Boy's only interactions with the world are through the internet, where he's a hacker extraordinaire who can hide his hulking body and stitched together face behind a layer of code. When conflict erupts at home, Boy runs away and embarks on a cross country road trip with the granddaughters of Jekyll and Hyde, who introduce him to malls and diners, love and heartbreak. But no matter how far Boy runs, he can't escape his demons, both literal and figurative, until he faces his family once more.
This hilarious, romantic, and wildly imaginative tale redefines what it means to be a monster, and a man.
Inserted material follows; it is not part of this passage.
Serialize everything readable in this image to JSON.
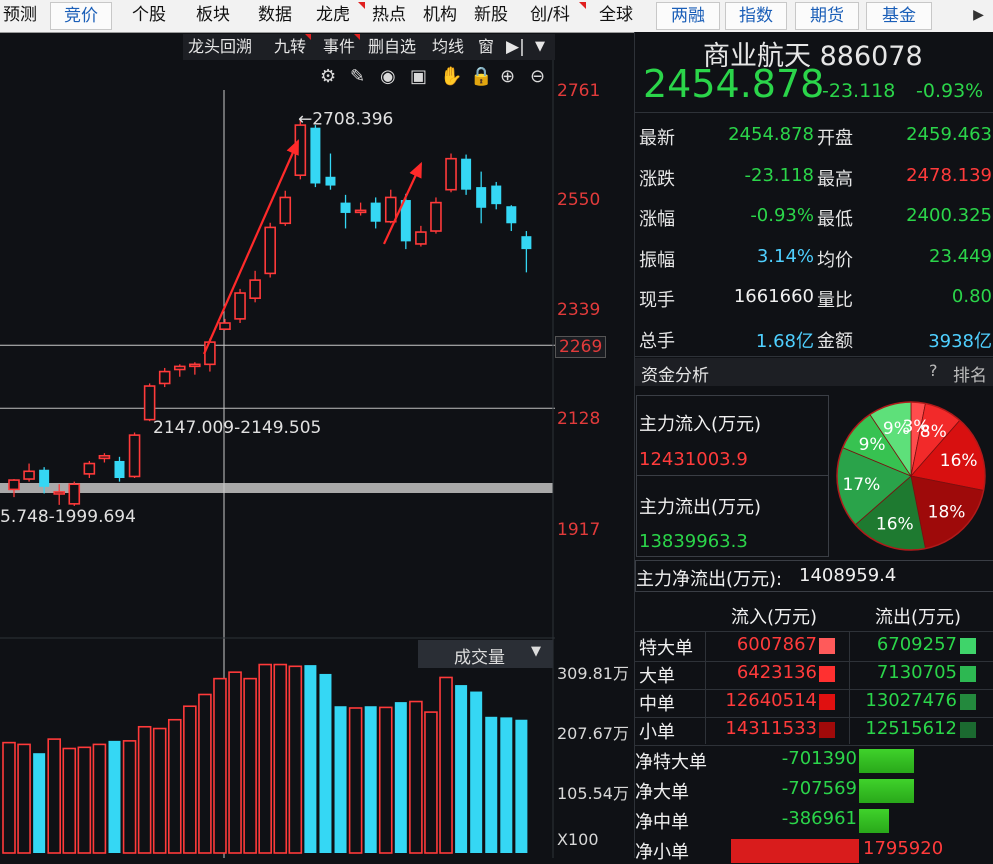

They live below New York in a series of catacombs carved beneath the theater they call home. Monsters of every creed, from the Trowe, Satyrs, Ogres, the Siren, Medusa and even faeries that are all part of the theater company, including Boy. Boy is the son of Frankenstein's monster and his bride, stitched together with a series of body parts, the seventeen year old has never left the safety of the theater... Until now. In his first taste of freedom, Boy can't help notice the gaping stares, his hulking frame either instilling fear in humans, or a strange curiosity. Who would have thought that running errands with the theater manager would have been so exhilarating, and Boy can't wait to make it a permanent outing... But his parents have other plans.
All boy has it his technology, his online friends and his self taught coding skills. He often works day and night on his latest project that he plans to release into the world, but when his brilliant plan seemingly amounts to nothing, it's the last straw in Boy's life and he decides to run. With no where to go, Boy heads to the apartment of an online friend, who refuses to help unless he contributes to the rent. But finding a job isn't an easy as it sounds. Just when Boy seems to be getting his life in order, a mysterious email brings Trowe and performer from the theater Liel to his door. With her green complexion and the lean physique of a dancer, Boy has always been smitten, but a potential relationship is the least of his worries when his failed creation seems to have morphed into a life of it's own.
Before Boy knows it, he's on the run again, but this time on a road trip of a lifetime... Until he meets Claire Hyde and Sophie Jekyll, the granddaughters of the very same Jekyll and Hyde. Sophie and Claire are two separate personalities, Claire is snide and sarcastic and Sophie is sweet with an infectious smile, but the two girls share the one body. Both are looking for an adventure after running away from their abusive brother Robert and saying goodbye to who seemed to be their only friend. But Boy needs to outrun his own creation, VI, who is now hunting to kill. The three are heading to another monster commune to seek shelter within the glamorous world of show business. But it seems neither Boy or Claire and Sophie will be able to run forever. Just like his father's creator, Boy will need to return to the place where his life begun, the theater, or he'll really just be another monster.
I loved Man Made Boy. It's was beautifully written, fun and full of sarcastic humour. Boy is the son of Frankenstein's monster and his bride, stitched together in much the same way. But where his parents are more robotic than human, Boy is an abundance of emotion, intelligence and even teenage hormones. But he's incredibly lonely. His only human interaction comes from internet friends, where they discuss hacking and coding. Besides his big project, Boy occupies his time watching Liel. As intended, Liel will irritate readers at times, being more cagey than most of us would give her credit for. But rest assured, Boy isn't naive.
For a group of monsters, the characters are incredibly enchanting. Each with a unique personality and well developed. Besides Boy, I adored the Dragon Lady. Her use of 'little monsters' was far too cute to be legal. Man Made Boy is pure entertainment, brilliant characters and a unique storyline that's intelligent and fun. I would love to see this one made into a series and given the ending, it might just be a possibility.